### WORK INSTRUCTION
Output the data below exactly, down to the last character.

### DATA PROVIDED
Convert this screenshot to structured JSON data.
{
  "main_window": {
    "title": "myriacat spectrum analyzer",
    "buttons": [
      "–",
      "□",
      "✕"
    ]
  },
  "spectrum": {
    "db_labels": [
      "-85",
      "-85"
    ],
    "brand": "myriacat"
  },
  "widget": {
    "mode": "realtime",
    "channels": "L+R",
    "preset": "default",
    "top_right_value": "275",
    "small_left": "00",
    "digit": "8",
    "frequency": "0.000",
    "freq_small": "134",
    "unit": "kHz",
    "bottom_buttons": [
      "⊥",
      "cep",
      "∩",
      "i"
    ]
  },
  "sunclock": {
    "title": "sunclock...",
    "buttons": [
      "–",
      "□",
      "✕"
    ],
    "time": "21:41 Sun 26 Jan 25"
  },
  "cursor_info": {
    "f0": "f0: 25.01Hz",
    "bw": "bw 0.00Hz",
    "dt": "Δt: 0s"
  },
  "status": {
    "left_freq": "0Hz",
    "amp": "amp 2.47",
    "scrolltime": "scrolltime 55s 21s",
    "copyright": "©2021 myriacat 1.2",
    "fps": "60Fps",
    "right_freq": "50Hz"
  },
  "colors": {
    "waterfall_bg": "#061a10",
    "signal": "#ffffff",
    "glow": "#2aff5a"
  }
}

### SOLUTION FOR THIS PROBLEM
Convert this screenshot to structured JSON data.
{
  "main_window": {
    "title": "myriacat spectrum analyzer",
    "buttons": [
      "–",
      "□",
      "✕"
    ]
  },
  "spectrum": {
    "db_labels": [
      "-85",
      "-85"
    ],
    "brand": "myriacat"
  },
  "widget": {
    "mode": "realtime",
    "channels": "L+R",
    "preset": "default",
    "top_right_value": "275",
    "small_left": "00",
    "digit": "8",
    "frequency": "0.000",
    "freq_small": "134",
    "unit": "kHz",
    "bottom_buttons": [
      "⊥",
      "cep",
      "∩",
      "i"
    ]
  },
  "sunclock": {
    "title": "sunclock...",
    "buttons": [
      "–",
      "□",
      "✕"
    ],
    "time": "21:41 Sun 26 Jan 25"
  },
  "cursor_info": {
    "f0": "f0: 25.01Hz",
    "bw": "bw 0.00Hz",
    "dt": "Δt: 0s"
  },
  "status": {
    "left_freq": "0Hz",
    "amp": "amp 2.47",
    "scrolltime": "scrolltime 55s 21s",
    "copyright": "©2021 myriacat 1.2",
    "fps": "60Fps",
    "right_freq": "50Hz"
  },
  "colors": {
    "waterfall_bg": "#061a10",
    "signal": "#ffffff",
    "glow": "#2aff5a"
  }
}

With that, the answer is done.